=== DATA EXTRACTS ===
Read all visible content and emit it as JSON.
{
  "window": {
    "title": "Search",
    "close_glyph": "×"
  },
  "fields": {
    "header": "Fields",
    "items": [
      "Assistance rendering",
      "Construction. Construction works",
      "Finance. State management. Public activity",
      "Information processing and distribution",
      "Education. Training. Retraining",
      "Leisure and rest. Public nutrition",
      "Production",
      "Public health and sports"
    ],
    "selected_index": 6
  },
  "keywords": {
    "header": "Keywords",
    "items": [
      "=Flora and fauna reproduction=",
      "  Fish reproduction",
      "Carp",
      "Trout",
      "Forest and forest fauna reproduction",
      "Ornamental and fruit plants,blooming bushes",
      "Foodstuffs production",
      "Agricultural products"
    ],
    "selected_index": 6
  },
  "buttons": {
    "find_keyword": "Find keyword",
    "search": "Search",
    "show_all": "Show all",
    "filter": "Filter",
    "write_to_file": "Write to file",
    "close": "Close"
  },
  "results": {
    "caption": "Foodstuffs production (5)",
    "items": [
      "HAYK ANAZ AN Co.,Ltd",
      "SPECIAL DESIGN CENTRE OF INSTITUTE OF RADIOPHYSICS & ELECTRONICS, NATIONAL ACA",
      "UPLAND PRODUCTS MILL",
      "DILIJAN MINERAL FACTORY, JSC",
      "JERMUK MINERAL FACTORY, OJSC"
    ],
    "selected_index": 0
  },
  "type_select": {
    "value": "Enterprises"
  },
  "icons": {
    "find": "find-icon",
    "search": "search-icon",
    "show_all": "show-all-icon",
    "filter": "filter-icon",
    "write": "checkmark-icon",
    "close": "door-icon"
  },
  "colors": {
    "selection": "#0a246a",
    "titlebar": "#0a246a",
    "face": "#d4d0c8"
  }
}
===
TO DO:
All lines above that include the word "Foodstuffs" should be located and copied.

WRITTEN ANSWER:
      "Foodstuffs production",
    "caption": "Foodstuffs production (5)",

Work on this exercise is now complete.